Cooperative Fish and Wildlife Research Units Program: Iowa
Education, Research and Technical Assistance for Managing Our Natural Resources

Mace, R., K.Aune, W. Kasworm, R. Klaver, and J. Claar. 1987. Incidence of Human Conflicts by Research Grizzly Bears. Wildlife Society Bulletin 15:170-173


The capture, immobilization, and marking of wild grizzly bears (Ursus arctos) for research has occurred in western Montana since 1975. Field studies by state, federal, and university personnel have recently come under public criticism regarding the handling of this species. Considerable media attention and speculation have been generated concerning the long- term effects of this research on the behavior of grizzly bears (McRae 1986). Media comments and public perception suggest that bears handled by researchers behave differently from, and are more prone to conflict with man, than bears not handled. Unfortunately, there is no way to test this hypothesis. To do so would require knowledge of the behavior, activity patterns, and history of human-bear encounters of nonhandled grizzly bears. It was possible, however, to draw inferences on this question by investigating the activities of "research bears" subsequent to capture.
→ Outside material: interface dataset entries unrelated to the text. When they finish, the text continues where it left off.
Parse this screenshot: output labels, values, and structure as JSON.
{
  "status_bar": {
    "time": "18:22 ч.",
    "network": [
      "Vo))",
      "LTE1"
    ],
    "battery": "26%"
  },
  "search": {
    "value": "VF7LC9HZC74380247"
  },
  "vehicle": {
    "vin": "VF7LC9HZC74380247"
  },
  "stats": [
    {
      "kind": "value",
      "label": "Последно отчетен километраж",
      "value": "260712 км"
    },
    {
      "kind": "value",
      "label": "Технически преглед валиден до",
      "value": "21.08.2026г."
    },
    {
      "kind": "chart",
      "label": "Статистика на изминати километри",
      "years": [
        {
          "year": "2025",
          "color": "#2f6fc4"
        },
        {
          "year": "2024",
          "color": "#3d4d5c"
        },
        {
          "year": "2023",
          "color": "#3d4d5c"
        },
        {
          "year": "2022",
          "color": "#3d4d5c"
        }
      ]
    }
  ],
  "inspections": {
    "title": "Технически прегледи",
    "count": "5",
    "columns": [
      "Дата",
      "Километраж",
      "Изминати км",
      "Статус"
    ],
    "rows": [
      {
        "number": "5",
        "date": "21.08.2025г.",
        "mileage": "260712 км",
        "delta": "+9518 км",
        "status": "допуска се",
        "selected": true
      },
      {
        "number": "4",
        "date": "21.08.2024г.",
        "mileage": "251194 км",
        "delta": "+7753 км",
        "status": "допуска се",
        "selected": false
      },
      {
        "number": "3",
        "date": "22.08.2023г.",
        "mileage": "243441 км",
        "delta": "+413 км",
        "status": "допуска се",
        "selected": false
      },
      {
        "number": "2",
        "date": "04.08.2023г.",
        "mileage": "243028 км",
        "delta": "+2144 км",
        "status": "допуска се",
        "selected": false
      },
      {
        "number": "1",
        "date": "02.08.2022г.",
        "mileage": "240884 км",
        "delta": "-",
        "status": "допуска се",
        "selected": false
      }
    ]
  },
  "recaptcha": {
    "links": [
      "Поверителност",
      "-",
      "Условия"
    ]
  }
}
The objectives of this analysis were to determine the percentage of research bears that conflicted with man, document the types of offenses committed, and compare these data to known problem grizzly bears.